On Thu, 2020-07-23 at 00:26 +0200, Maciej Delmanowski wrote:
Both models assume that a large number of people participate in the
so at the moment we don't have to worry about which path to take. But I
think that the model used by the kernel developers fits better for a project
such as DebOps, which is developed in the open, shared space by a dedicated
Use of 'git' as the version control system also gives us an
- since the project is maintained in a monorepo, we can leverage the
mechanism of codeowners to give interested people "ownership' of parts of
the code. In such case they would take over reviews and maintenance of
selected parts of the codebase. That file is currently present in the DebOps
monorepo but is not really used for anything - I'm keeping track on all
changes and nobody so far volunteered to help with reviews of a specific
role or part of the codebase, at least since that mechanism was added. If
you want to be included to easily keep track of parts of the repository that
interest you, let me know. In such case I'll wait with merging a given pull
request for your review.
I've started 'Watching' the monorepo which causes GitHub to send me emails of
all discussions and new PRs. I'll try to chip in a review here and there.
There are a few roles that I would like to become codeowner of so that I can
review changes before they are merged. I'll submit a PR to add myself to the
At the moment in our contributor workflow we mandate use of GPG
signatures in git commits and advocate for clean and concise git commit
messages, but that's rarely enfoorced. The output of 'git log -p --no-
merges' leaves a lot to be desired in the context of easily readable and
clean commits, and I'm guilty of it as well - partially because I'm trying
to record changes in the official Changelog file and I don't want to simply
repeat the note from the Changelog in the commit message. So now I wonder,
if a better focus on cleaner git commits in lieu of less verbose Changelog
file would work better in the long run? How many of you rely on the
Changelog to keep track of important changes (the upgrade notes are of
course another matter and should stay as they are)?
I always thorougly read the changelog and upgrade notes every time I update
DebOps to a new minor/major version, or the commit messages when updating to a
new patch version. Then I proceed to carefully running the new playbooks
against my infrastructure, first testing them out with the --check flag.
The changelog is great at showing what has changed from a user's perspective:
what changes to a role have been made, what bugs have been fixed, what has
been added or removed. Commit messages are different in that they are written
for developers and describe changes that may not be visible or interesting to
users. These commit messages are nontheless important and care should be taken
to write them properly.
So in my opinion we should continue with carefully writing changelog entries,

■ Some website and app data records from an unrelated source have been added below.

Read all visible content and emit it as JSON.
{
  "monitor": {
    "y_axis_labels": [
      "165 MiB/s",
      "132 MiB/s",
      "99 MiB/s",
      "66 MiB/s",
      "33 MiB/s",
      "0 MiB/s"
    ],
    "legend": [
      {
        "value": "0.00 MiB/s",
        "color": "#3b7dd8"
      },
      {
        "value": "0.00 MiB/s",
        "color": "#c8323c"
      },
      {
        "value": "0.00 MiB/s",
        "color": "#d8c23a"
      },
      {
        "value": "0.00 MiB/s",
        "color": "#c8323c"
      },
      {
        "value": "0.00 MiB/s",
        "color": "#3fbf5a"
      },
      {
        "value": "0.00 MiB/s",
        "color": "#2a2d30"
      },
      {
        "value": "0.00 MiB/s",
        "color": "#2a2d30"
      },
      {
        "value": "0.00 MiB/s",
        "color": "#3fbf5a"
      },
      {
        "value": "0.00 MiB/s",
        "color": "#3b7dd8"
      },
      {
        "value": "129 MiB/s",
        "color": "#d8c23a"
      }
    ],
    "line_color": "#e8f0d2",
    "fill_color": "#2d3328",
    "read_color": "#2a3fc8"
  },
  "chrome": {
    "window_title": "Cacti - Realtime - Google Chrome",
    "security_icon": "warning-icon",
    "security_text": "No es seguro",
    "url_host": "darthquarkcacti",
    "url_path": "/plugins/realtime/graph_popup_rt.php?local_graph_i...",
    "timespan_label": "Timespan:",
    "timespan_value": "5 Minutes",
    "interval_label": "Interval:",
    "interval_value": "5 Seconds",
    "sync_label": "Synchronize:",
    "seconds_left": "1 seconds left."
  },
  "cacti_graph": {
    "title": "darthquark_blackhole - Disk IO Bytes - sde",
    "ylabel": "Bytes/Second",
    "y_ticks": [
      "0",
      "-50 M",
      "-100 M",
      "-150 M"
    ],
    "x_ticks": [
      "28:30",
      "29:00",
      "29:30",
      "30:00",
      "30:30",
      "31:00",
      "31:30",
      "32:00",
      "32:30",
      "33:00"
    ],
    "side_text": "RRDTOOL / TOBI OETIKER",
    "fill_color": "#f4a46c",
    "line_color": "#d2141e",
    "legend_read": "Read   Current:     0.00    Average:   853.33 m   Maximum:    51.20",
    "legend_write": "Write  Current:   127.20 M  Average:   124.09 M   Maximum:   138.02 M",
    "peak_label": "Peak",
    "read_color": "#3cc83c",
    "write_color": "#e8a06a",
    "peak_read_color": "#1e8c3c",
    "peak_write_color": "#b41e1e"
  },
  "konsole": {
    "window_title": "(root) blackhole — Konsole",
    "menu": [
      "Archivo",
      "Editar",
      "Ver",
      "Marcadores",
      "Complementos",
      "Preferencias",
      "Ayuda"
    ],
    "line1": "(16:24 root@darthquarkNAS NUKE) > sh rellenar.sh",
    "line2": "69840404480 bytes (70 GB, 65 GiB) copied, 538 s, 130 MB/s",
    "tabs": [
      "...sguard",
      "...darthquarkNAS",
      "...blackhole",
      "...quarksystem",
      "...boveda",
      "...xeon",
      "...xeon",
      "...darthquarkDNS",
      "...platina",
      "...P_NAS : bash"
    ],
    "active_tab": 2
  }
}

and try to improve our commit messages as well.
Or alternatively, should I point out all the issues in the pull
before the pull, then the original authors could rework the patches, rebase
where necessary and provide a set of clean commits? To be honest that seems
a bit imposing to me, but if more and more people are relying on my
judgement about what gets into the codebase, perhaps my standards need to
This I think is the best approach. It ensures high standards in the master
branch, doesn't mess with commit signatures in any way, and is useful for the
commit author. I know I found your feedback useful.